Beside the Well
Paula Rineheart in, Strong Women Soft Hearts, said, “Needs are not enemies to conquer, they are part of what keeps us returning to the Lord.” (p 101) That left me meditating for several days. Needs are not enemies to conquer? Am I looking for some celestial type of existence? One in which every need is met and I am not bothered by any discomfort?
Spurgeon also thought on this idea when he said, “If because you are Christians you promise yourselves a long lease of temporal happiness, free from troubles and afflictions, it is as if a soldier going to the wars would promise himself peace and continual truce with the enemy…If there be no war there can be no victory; ease is therefore our loss and hindrance….nearness to God is the one desideratum [something desired] (p 135).

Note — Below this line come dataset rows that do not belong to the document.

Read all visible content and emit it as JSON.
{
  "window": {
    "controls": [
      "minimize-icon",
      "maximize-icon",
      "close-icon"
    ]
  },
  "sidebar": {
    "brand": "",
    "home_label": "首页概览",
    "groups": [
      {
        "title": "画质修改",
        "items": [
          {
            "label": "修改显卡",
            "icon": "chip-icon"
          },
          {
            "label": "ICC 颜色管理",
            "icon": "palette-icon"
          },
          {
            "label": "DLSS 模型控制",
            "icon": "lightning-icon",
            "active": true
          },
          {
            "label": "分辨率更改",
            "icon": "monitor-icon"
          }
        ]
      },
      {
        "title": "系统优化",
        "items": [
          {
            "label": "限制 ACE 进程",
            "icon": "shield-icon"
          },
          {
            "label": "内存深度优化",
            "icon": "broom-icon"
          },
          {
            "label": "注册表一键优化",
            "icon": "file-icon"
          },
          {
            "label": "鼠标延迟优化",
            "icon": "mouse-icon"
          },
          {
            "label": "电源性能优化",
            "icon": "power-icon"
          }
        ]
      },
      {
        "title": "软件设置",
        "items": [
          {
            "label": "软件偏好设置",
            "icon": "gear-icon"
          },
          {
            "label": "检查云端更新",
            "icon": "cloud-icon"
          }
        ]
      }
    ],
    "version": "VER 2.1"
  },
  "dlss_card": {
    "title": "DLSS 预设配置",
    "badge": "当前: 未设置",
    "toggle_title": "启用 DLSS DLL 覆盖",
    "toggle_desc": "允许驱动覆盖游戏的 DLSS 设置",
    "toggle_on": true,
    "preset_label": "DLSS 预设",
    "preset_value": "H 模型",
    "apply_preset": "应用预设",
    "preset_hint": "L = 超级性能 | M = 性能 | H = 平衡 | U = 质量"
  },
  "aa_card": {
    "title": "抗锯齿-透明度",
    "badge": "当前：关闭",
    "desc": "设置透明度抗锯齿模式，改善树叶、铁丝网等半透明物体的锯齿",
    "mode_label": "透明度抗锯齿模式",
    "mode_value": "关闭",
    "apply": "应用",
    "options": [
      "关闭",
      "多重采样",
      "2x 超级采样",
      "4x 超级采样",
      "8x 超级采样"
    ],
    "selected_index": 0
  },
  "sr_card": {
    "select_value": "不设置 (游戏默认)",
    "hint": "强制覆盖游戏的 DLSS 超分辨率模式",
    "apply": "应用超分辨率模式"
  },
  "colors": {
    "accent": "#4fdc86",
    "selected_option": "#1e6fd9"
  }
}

Okay, so needs have their place in life. Since I am the type of person who likes things to be solved and sorted, how am I going to deal with the fact that needs will always be with me?
I imagined myself using my old tactic of the shoulder toss based on 1 Peter 5:7, “Casting all your care upon him; for he careth for you.” I take that burden or care—or need—and cast it over my shoulder to my Lord. He will take care of it. He has promised over and over in His word to take care of me and He knows my needs, even before I do.
So I can saunter through life without a care in the world because God has my back? That might sound a bit trite, but if God knows I have needs, promises to meet them, and will not give me anything too large for me to toss over my shoulder, then why can’t I walk lightly with a spring in my step? Why would I want to lug that ball and chain of unmet needs down the path with me when I can give them to the Lord?
The wonderful thing about our Lord is He knows my heart. He knows I have trouble letting things go and trusting Him to care for them. He knows I am a “fixer”. He made me that way. But the best fix I can ever have for my needs is the knowledge of His ability and the faith that says the nearer I walk with God, the lighter the burden.
“Come unto me, all ye that labour and are heavy laden, and I will give you rest. Take my yoke upon you and learn of me; for I am meek and lowly in heart: and ye shall find rest unto your souls. For my yoke is easy, and my burden is light” (Matthew 11:28, 29).
I don’t have to conquer my needs or fear them. They can flow alongside me because they prompt me to look to my Lord who is able to take care of every one of them.
“These things I have spoken unto you, that in me ye might have peace. In the world ye shall have tribulation: but be of good cheer; I have overcome the world.” John 16:33
Rinehart, Paula, Strong Women Soft Hearts, Thomas Nelson, Nashville, Tennessee, 2001
Spurgeon, Charles Haddon, Illustrations and Meditations or Flowers from a Puritan’s Garden, Passmore & Alabaster, London, 1883